Not that I’d know. I, of course, don’t fall into that latter group.
But if I did . . . I’d probably indulge in the fear that I become a crazy dog lady. Seeing as I’m already on my way. So to speak. And of course, this is all hypothetical, people.
Regular readers of my blog know that we rescued a dog in December. Bailey is the love of our lives (my two sons and I) but comes with the scars of a rescue dog. We’ve been working with her to help her be more trusting and relaxed.
This translates into me, in essence, coaching her through irrational emotional behaviors caused by abuse and/or neglect earlier in life. Or so the trainer tells me. I’m the doggie Dr. Phil, sans the Texas swagger.
Prior to Bailey’s arrival, when I walked around the block, I may have said hello to my neighbors and stopped to chat, but generally a small smile for the fellow walkers I did not know would suffice.
Not anymore. I’m still friendly with the neighbors, but I’ve now become friendly with ALL of my fellow walkers, in a way that I’m sure probably creeps them out.
If I know someone and approach them smiling and speaking, Bailey will welcome them with wagging tail. If someone is approaching us and I do not greet them and reach out somehow, all hell breaks loose. Bailey becomes very protective and is sure she is the only thing between us and this approaching Armageddon. Growling, barking and lunging commence at a feverish pitch, and my biceps/triceps get the workout of a century. (I am nothing if not an optimist. I see the bright side.) My little bundle of joy, at 70-some pounds of pure muscle, can be a bit—hmmm—off-putting.
To avoid said situation, I now call out to my fellow walkers when they’re a football field away. And generally continue my chatter until they’re well out of sight. And I can see in their eyes either delighted surprise at my vehement friendliness, or the opposite reaction. They’re thinking: Crazy. Dog. Lady.
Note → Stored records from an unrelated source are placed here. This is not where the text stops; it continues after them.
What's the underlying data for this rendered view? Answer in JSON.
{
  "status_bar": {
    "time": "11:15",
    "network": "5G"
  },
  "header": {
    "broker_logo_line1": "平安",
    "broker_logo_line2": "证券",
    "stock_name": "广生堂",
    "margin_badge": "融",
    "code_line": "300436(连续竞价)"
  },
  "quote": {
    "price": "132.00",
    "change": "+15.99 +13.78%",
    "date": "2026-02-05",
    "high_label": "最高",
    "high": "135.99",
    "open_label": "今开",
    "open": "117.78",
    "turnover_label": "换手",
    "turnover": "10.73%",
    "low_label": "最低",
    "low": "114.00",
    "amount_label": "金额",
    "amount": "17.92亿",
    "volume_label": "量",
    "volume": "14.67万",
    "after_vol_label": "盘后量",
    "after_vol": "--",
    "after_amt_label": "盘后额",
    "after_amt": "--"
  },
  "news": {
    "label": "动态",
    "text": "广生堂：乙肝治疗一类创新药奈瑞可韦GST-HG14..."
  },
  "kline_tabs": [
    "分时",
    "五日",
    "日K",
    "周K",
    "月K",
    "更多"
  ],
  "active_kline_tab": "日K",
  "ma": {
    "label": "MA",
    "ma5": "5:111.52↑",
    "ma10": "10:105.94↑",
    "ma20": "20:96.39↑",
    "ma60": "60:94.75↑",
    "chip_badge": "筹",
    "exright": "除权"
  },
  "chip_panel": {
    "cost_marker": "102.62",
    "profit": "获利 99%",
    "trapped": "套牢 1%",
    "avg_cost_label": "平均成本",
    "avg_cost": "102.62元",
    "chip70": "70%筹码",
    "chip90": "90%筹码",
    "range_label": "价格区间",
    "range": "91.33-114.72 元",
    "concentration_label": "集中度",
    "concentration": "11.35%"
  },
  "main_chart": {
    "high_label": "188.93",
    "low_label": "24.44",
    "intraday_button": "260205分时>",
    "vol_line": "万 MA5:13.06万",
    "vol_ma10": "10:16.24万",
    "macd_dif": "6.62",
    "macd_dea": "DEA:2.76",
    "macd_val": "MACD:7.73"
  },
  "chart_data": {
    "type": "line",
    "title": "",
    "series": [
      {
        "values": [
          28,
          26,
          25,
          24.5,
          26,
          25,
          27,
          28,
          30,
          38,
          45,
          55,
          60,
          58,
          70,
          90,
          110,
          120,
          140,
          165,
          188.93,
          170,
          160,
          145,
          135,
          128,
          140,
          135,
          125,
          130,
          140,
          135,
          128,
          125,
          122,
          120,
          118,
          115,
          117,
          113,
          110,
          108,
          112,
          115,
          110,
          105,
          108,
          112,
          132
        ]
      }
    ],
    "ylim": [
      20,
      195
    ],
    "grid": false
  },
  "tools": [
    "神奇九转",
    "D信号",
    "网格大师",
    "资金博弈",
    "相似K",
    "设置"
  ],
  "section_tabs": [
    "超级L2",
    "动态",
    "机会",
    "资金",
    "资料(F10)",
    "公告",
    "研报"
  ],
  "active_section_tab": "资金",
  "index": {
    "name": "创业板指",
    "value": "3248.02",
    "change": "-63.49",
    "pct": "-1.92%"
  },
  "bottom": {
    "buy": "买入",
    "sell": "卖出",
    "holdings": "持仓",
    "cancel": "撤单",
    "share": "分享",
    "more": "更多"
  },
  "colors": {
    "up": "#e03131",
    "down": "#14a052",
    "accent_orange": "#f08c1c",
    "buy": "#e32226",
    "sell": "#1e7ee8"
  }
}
Add to my demeanor that I’ve usually got an odd fashion accessory hanging out of the waistband of my—alas–pocket-less pants and you have a woman who looks like she’s talking to herself, while smiling overenthusiastically, with a doggie doo-doo bag hanging out of her pants. Oh, and the icing on the cake? She’s reaching out as if to touch you. And that’s when you notice her well-toned biceps. (Had to throw that in there. I’m an optimist, remember?)
As if all of this were not enough, I talk to Bailey now as if she can understand the nuances of every word. If you’ve ever seen the movie Beginners, Ewan McGregor talks to his deceased father’s dog as if they’re holding a human conversation. And the dog speaks back via subtitles. Bailey and I could have been the understudies.
That said, I’m sure people who hear me telling Bailey not to eat the horse manure on the forest trail because it will make her sick, explaining to her why it’s not nice to bark at babies in strollers and asking her what she is sniffing in the grass, might think I’m a bit off my rocker.
Crazy. Dog. Lady.
Thank goodness I’m not one of those neurotic women who worries about these kinds of things.